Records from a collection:
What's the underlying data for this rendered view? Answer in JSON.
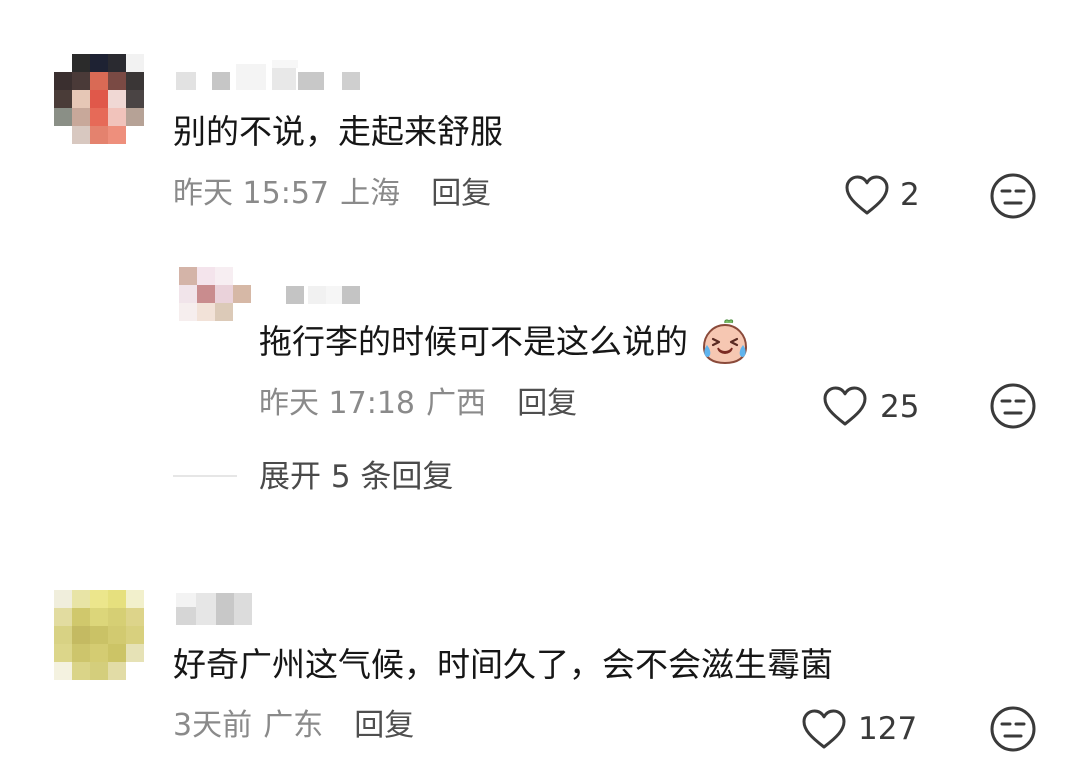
{
  "comments": [
    {
      "text": "别的不说，走起来舒服",
      "time": "昨天 15:57",
      "location": "上海",
      "reply_label": "回复",
      "likes": "2",
      "like_icon": "heart-outline-icon",
      "dislike_icon": "neutral-face-icon"
    },
    {
      "text": "拖行李的时候可不是这么说的",
      "emoji": "crying-face-emoji",
      "time": "昨天 17:18",
      "location": "广西",
      "reply_label": "回复",
      "likes": "25",
      "like_icon": "heart-outline-icon",
      "dislike_icon": "neutral-face-icon"
    },
    {
      "text": "好奇广州这气候，时间久了，会不会滋生霉菌",
      "time": "3天前",
      "location": "广东",
      "reply_label": "回复",
      "likes": "127",
      "like_icon": "heart-outline-icon",
      "dislike_icon": "neutral-face-icon"
    }
  ],
  "expand_replies": {
    "label": "展开 5 条回复"
  },
  "colors": {
    "text": "#161616",
    "meta": "#8a8a8a",
    "icon": "#3a3a3a"
  }
}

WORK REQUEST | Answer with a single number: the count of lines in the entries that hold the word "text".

RESULT FOR THIS TASK | 4